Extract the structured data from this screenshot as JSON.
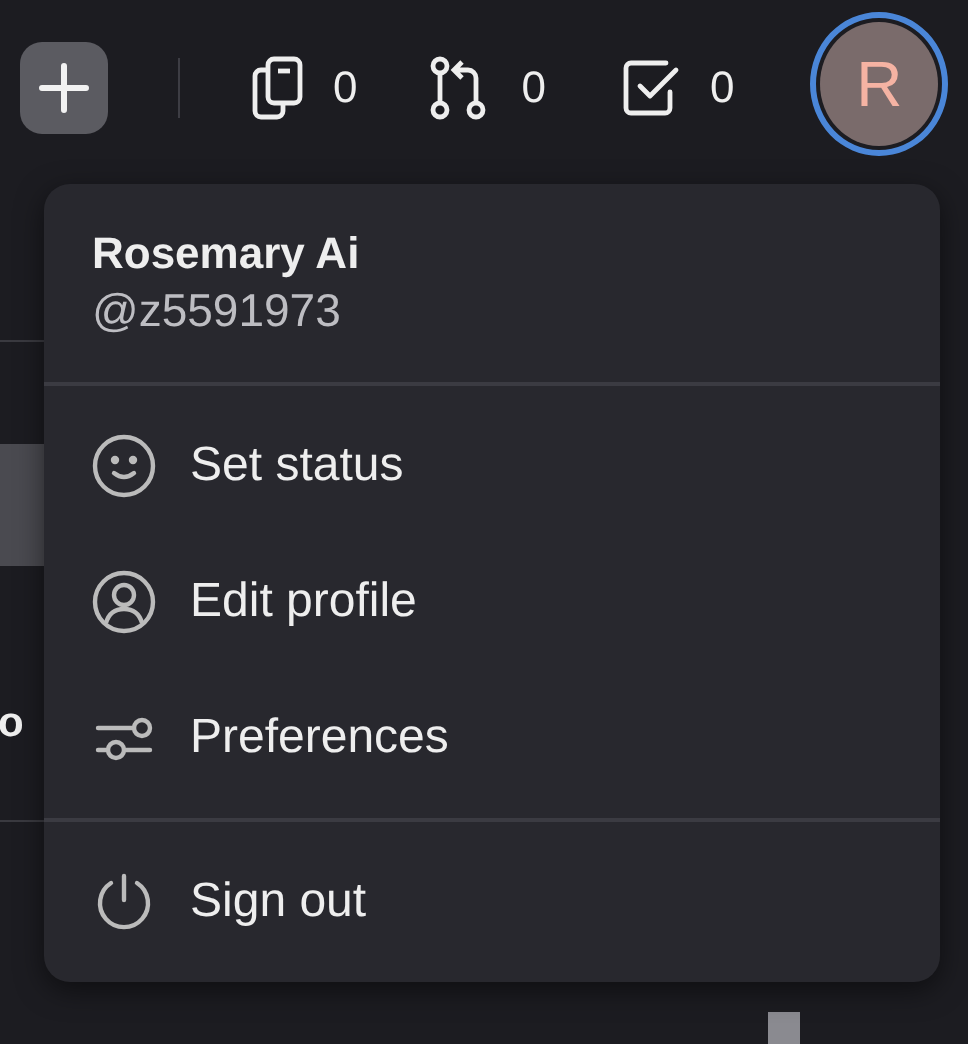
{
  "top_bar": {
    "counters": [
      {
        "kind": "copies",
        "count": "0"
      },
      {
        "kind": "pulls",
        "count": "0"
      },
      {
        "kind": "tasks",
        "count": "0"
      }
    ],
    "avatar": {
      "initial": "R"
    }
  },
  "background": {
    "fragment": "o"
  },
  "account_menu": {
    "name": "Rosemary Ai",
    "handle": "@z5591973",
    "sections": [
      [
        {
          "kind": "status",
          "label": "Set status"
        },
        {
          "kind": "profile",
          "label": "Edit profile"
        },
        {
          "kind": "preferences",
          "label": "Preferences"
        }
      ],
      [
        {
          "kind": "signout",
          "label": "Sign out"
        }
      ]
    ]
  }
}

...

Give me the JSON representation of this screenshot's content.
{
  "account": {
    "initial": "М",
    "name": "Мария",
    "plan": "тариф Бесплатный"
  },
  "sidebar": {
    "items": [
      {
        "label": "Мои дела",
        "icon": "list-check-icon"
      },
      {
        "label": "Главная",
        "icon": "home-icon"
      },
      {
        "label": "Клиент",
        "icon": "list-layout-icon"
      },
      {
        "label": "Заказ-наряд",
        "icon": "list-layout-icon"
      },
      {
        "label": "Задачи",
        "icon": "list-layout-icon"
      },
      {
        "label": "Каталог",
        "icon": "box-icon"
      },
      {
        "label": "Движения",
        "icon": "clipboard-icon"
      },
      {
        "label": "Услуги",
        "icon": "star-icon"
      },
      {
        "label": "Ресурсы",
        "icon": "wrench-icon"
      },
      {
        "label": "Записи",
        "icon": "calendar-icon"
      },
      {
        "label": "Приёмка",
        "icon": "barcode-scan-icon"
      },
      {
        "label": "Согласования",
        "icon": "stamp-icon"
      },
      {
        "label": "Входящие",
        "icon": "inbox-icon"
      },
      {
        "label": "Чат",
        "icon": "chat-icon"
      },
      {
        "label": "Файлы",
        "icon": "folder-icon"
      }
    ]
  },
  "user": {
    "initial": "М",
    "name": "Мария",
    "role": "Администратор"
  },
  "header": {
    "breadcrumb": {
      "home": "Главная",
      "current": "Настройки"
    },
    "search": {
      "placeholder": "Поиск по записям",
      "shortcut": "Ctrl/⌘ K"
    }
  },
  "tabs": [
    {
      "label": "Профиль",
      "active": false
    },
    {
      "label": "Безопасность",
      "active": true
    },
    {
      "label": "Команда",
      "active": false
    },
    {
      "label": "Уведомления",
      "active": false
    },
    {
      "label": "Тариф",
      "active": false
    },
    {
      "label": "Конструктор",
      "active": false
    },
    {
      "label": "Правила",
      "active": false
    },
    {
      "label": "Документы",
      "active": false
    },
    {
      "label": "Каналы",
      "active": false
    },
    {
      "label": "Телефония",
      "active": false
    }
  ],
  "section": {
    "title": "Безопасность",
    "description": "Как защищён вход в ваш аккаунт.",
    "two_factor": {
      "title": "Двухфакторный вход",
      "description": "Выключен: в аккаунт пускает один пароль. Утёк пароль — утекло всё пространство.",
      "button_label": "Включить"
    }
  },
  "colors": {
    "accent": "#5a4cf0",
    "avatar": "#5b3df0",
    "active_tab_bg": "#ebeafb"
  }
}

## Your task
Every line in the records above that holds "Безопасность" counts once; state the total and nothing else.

## Expected answer
2